Start of Block

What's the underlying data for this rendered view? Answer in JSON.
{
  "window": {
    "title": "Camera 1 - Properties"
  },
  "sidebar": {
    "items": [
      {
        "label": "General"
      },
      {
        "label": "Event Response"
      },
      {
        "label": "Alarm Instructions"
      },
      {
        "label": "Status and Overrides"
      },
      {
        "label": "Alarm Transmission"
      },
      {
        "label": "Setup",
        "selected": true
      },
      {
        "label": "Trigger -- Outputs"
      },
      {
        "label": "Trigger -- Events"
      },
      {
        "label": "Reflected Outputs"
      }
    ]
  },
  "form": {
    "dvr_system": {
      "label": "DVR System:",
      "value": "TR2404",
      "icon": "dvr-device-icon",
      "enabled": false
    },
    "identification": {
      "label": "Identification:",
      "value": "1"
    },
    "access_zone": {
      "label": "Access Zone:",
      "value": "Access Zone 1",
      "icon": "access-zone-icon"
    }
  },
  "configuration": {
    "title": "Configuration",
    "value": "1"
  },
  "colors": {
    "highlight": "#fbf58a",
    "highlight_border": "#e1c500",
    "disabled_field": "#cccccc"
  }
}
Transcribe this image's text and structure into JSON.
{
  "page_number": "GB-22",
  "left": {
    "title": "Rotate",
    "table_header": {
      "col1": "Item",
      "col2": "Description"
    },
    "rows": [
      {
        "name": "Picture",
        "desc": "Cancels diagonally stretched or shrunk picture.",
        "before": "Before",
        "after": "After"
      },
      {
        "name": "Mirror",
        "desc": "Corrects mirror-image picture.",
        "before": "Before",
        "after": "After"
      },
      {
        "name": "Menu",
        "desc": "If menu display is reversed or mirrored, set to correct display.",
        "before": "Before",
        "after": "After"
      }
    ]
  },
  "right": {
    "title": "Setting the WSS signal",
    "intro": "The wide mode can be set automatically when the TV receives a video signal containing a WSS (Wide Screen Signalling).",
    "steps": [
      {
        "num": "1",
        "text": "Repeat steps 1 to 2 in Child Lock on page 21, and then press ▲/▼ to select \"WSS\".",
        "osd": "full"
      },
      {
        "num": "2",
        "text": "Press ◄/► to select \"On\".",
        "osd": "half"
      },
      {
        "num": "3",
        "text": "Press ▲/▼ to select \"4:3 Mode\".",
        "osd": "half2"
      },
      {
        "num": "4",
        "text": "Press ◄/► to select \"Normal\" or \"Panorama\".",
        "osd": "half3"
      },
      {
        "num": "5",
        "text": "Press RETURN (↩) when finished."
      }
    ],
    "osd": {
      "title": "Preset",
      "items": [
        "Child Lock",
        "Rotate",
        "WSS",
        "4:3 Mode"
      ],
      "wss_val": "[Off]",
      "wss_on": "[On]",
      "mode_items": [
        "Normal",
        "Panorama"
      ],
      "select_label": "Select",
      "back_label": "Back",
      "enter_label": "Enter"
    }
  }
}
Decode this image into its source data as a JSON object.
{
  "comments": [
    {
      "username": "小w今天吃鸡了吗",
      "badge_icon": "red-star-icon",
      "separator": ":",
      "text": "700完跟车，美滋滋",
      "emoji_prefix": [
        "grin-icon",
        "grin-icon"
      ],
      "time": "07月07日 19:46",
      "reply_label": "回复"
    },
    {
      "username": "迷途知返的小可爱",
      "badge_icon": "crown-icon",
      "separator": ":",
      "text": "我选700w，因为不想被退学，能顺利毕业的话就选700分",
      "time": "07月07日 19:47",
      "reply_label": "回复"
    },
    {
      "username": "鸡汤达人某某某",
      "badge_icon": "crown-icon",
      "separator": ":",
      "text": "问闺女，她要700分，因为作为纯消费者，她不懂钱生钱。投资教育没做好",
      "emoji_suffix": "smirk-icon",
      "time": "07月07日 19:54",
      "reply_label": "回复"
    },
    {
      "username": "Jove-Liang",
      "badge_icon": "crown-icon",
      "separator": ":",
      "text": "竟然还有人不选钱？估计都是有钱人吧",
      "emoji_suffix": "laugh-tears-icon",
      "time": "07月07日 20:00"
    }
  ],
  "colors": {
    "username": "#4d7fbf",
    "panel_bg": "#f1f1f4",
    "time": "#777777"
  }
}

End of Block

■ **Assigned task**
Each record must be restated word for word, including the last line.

■ **Solution below**
What's the underlying data for this rendered view? Answer in JSON.
{
  "window": {
    "title": "Camera 1 - Properties"
  },
  "sidebar": {
    "items": [
      {
        "label": "General"
      },
      {
        "label": "Event Response"
      },
      {
        "label": "Alarm Instructions"
      },
      {
        "label": "Status and Overrides"
      },
      {
        "label": "Alarm Transmission"
      },
      {
        "label": "Setup",
        "selected": true
      },
      {
        "label": "Trigger -- Outputs"
      },
      {
        "label": "Trigger -- Events"
      },
      {
        "label": "Reflected Outputs"
      }
    ]
  },
  "form": {
    "dvr_system": {
      "label": "DVR System:",
      "value": "TR2404",
      "icon": "dvr-device-icon",
      "enabled": false
    },
    "identification": {
      "label": "Identification:",
      "value": "1"
    },
    "access_zone": {
      "label": "Access Zone:",
      "value": "Access Zone 1",
      "icon": "access-zone-icon"
    }
  },
  "configuration": {
    "title": "Configuration",
    "value": "1"
  },
  "colors": {
    "highlight": "#fbf58a",
    "highlight_border": "#e1c500",
    "disabled_field": "#cccccc"
  }
}
Transcribe this image's text and structure into JSON.
{
  "page_number": "GB-22",
  "left": {
    "title": "Rotate",
    "table_header": {
      "col1": "Item",
      "col2": "Description"
    },
    "rows": [
      {
        "name": "Picture",
        "desc": "Cancels diagonally stretched or shrunk picture.",
        "before": "Before",
        "after": "After"
      },
      {
        "name": "Mirror",
        "desc": "Corrects mirror-image picture.",
        "before": "Before",
        "after": "After"
      },
      {
        "name": "Menu",
        "desc": "If menu display is reversed or mirrored, set to correct display.",
        "before": "Before",
        "after": "After"
      }
    ]
  },
  "right": {
    "title": "Setting the WSS signal",
    "intro": "The wide mode can be set automatically when the TV receives a video signal containing a WSS (Wide Screen Signalling).",
    "steps": [
      {
        "num": "1",
        "text": "Repeat steps 1 to 2 in Child Lock on page 21, and then press ▲/▼ to select \"WSS\".",
        "osd": "full"
      },
      {
        "num": "2",
        "text": "Press ◄/► to select \"On\".",
        "osd": "half"
      },
      {
        "num": "3",
        "text": "Press ▲/▼ to select \"4:3 Mode\".",
        "osd": "half2"
      },
      {
        "num": "4",
        "text": "Press ◄/► to select \"Normal\" or \"Panorama\".",
        "osd": "half3"
      },
      {
        "num": "5",
        "text": "Press RETURN (↩) when finished."
      }
    ],
    "osd": {
      "title": "Preset",
      "items": [
        "Child Lock",
        "Rotate",
        "WSS",
        "4:3 Mode"
      ],
      "wss_val": "[Off]",
      "wss_on": "[On]",
      "mode_items": [
        "Normal",
        "Panorama"
      ],
      "select_label": "Select",
      "back_label": "Back",
      "enter_label": "Enter"
    }
  }
}
Decode this image into its source data as a JSON object.
{
  "comments": [
    {
      "username": "小w今天吃鸡了吗",
      "badge_icon": "red-star-icon",
      "separator": ":",
      "text": "700完跟车，美滋滋",
      "emoji_prefix": [
        "grin-icon",
        "grin-icon"
      ],
      "time": "07月07日 19:46",
      "reply_label": "回复"
    },
    {
      "username": "迷途知返的小可爱",
      "badge_icon": "crown-icon",
      "separator": ":",
      "text": "我选700w，因为不想被退学，能顺利毕业的话就选700分",
      "time": "07月07日 19:47",
      "reply_label": "回复"
    },
    {
      "username": "鸡汤达人某某某",
      "badge_icon": "crown-icon",
      "separator": ":",
      "text": "问闺女，她要700分，因为作为纯消费者，她不懂钱生钱。投资教育没做好",
      "emoji_suffix": "smirk-icon",
      "time": "07月07日 19:54",
      "reply_label": "回复"
    },
    {
      "username": "Jove-Liang",
      "badge_icon": "crown-icon",
      "separator": ":",
      "text": "竟然还有人不选钱？估计都是有钱人吧",
      "emoji_suffix": "laugh-tears-icon",
      "time": "07月07日 20:00"
    }
  ],
  "colors": {
    "username": "#4d7fbf",
    "panel_bg": "#f1f1f4",
    "time": "#777777"
  }
}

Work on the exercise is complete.